In another event, a surgeon in the operation theatre just hold out his hand and the supporting nurse put the right instrument on that hand understanding the requirement of the surgeon at that moment. 

A Nurse can do it because of his training and previous experience. 

This is an example of Adult-Adult communication. 

Both examples stated above are healthy and normal communications.

Adult-Adult ego state in transactional analysis
Image by Debasis Gupta and Evelina Zhu from Pexel

But we know all our communications are not like that. We face conflicts frequently in our life. The reason for those conflicts is cross communications between ‘ego states’. 

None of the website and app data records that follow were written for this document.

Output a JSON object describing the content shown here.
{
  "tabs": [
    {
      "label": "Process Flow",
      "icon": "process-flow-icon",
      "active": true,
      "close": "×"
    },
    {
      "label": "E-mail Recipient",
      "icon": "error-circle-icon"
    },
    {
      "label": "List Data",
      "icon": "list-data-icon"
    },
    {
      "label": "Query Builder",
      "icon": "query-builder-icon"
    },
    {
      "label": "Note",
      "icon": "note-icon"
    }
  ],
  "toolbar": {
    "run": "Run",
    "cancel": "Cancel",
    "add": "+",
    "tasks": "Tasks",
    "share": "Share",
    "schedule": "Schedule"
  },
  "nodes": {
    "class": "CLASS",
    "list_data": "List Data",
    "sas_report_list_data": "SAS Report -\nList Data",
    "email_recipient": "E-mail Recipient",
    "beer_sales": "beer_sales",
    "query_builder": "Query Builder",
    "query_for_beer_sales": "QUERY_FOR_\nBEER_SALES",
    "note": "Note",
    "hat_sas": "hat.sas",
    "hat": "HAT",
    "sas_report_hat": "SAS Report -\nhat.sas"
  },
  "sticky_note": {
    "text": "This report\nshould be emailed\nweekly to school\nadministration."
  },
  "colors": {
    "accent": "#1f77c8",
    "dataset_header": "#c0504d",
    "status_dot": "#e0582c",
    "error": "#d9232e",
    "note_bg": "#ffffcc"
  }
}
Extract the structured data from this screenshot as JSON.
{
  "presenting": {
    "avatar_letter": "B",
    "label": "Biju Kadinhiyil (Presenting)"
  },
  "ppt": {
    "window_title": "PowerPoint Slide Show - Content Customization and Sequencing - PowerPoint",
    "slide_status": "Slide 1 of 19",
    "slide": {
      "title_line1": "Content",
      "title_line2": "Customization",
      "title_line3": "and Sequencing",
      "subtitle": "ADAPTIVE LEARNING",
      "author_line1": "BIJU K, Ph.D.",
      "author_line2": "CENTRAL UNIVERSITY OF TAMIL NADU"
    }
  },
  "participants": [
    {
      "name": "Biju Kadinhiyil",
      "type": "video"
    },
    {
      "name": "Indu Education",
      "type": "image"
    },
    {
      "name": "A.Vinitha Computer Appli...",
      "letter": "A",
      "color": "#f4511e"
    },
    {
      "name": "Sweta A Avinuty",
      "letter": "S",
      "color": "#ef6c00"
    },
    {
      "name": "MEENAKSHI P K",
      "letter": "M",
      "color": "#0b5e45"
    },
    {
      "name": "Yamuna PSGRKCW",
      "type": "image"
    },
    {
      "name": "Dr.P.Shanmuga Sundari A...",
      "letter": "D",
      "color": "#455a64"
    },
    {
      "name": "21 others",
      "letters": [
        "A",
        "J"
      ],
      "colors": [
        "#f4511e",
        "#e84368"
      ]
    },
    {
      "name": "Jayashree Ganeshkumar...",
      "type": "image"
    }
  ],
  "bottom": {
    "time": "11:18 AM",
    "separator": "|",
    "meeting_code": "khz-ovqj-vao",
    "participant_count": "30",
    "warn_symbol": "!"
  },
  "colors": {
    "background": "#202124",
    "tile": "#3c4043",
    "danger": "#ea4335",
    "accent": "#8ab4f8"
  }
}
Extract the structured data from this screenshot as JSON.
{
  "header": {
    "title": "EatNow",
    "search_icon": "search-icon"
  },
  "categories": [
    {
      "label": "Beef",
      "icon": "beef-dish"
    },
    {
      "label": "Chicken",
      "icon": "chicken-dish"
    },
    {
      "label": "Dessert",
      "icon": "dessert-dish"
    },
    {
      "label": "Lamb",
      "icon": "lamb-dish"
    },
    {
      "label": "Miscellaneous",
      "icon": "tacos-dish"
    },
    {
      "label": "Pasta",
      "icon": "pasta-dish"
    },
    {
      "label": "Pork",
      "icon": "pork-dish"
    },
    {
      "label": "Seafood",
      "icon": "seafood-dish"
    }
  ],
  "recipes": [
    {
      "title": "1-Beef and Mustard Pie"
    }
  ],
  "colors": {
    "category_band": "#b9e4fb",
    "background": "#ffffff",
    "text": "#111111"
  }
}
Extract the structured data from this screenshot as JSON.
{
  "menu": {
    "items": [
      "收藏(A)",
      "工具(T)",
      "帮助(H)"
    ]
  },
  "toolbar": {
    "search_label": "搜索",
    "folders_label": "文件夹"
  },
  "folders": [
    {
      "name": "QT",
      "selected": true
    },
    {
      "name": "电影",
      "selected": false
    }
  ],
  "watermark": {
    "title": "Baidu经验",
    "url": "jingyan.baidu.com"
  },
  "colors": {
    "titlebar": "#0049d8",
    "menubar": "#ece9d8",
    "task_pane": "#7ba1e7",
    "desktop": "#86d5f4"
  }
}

For example, let us imagine a communication between a husband and wife. ‘Adult’ husband asks ‘Adult’ wife : 

“ Do you know where my spectacles are?” 

Unfortunately, instead of ‘Adult’ wife, ‘Child’ wife receives the question and respond targeting to ‘Parent’ husband:

“ I haven’t shifted then anywhere. You blame me for everything !”

That is cross-communication. It can create trouble depending on which ‘ego state’ of the husband receives the response of the ‘Child’ wife. 

In case the receiving ‘ego state’ of the husband is ‘Parent’ or ‘Adult’, then there will probably no problem, but if it is ‘Child’  a conflict may arise.

transactional analysis title photo
Image by Francesca Tosolini on Unsplash and ppt png from pngtree.com and Debasis Gupta

Importance of Non-verbal signals in Transactional Analysis

Along with verbal transactions, non-verbal transactions also have a very important role to get the desired response.

Non-verbal signals are the facial expression, body gesture and the way words are delivered ( i.e. tone, accents, volume etc.). 

These are of immense value in transactional analysis to identify the ‘ego states’. 

Psychologists say that in communication, the importance of actual words used is only 7 per cent. Facial expression plays a 55 per cent role and, the way of delivery contributes 38 per cent.

Finally, it is up to us to understand, imbibe and apply to strike a better deal during our next ‘transaction’. Thanks for your reading.